*** Block opens ***

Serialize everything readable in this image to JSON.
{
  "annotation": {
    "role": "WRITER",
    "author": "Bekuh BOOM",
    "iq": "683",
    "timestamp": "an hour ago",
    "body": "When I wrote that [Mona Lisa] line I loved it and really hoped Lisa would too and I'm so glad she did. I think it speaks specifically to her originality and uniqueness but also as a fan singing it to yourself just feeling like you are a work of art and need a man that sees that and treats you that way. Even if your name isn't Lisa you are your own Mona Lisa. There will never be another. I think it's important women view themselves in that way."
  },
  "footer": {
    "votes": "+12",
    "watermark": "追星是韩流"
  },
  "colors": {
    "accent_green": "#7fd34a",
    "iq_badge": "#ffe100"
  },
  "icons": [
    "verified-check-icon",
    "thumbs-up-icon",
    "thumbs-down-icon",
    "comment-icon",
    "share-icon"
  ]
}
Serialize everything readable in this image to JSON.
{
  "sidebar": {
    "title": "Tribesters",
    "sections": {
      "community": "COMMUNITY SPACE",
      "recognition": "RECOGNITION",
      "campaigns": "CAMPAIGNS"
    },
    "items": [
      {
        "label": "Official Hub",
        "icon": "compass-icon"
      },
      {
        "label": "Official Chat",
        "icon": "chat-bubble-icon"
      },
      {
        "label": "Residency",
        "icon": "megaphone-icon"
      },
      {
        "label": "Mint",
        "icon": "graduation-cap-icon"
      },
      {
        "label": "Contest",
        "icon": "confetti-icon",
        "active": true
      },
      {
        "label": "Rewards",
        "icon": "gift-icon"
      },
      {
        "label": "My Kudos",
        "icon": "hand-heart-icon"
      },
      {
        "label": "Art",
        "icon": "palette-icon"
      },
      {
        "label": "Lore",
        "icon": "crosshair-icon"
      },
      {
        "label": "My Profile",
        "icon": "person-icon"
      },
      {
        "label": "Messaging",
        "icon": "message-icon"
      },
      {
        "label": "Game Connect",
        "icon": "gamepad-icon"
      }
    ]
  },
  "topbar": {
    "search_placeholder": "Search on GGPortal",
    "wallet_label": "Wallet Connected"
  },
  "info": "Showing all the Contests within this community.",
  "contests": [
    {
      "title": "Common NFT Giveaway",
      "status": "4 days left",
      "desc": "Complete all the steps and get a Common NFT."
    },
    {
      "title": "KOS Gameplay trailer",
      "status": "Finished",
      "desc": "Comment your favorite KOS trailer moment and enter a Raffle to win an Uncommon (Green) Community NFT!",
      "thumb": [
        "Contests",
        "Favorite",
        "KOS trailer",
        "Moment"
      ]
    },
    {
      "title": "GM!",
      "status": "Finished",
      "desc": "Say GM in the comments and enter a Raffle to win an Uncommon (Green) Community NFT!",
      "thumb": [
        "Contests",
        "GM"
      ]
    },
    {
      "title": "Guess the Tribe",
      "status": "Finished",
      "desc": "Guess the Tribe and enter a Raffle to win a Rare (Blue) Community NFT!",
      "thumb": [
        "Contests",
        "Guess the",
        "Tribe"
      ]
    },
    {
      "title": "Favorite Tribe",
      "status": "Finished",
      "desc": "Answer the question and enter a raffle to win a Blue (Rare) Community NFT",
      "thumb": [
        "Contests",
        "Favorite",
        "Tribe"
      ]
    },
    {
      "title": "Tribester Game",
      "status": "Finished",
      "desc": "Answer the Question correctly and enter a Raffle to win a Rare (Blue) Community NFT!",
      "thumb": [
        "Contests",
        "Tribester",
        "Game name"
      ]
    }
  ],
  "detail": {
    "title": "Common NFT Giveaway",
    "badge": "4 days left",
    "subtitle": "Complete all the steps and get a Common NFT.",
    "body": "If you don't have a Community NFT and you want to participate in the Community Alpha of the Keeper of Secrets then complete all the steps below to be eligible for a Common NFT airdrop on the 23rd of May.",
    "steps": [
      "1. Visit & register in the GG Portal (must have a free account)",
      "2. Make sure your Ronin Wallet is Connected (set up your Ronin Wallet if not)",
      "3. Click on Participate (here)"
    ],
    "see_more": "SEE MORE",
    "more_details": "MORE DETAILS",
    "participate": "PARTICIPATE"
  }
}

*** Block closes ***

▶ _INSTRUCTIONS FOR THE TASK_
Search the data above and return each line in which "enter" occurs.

▶ _EXPECTED ANSWER_
      "desc": "Comment your favorite KOS trailer moment and enter a Raffle to win an Uncommon (Green) Community NFT!",
      "desc": "Say GM in the comments and enter a Raffle to win an Uncommon (Green) Community NFT!",
      "desc": "Guess the Tribe and enter a Raffle to win a Rare (Blue) Community NFT!",
      "desc": "Answer the question and enter a raffle to win a Blue (Rare) Community NFT",
      "desc": "Answer the Question correctly and enter a Raffle to win a Rare (Blue) Community NFT!",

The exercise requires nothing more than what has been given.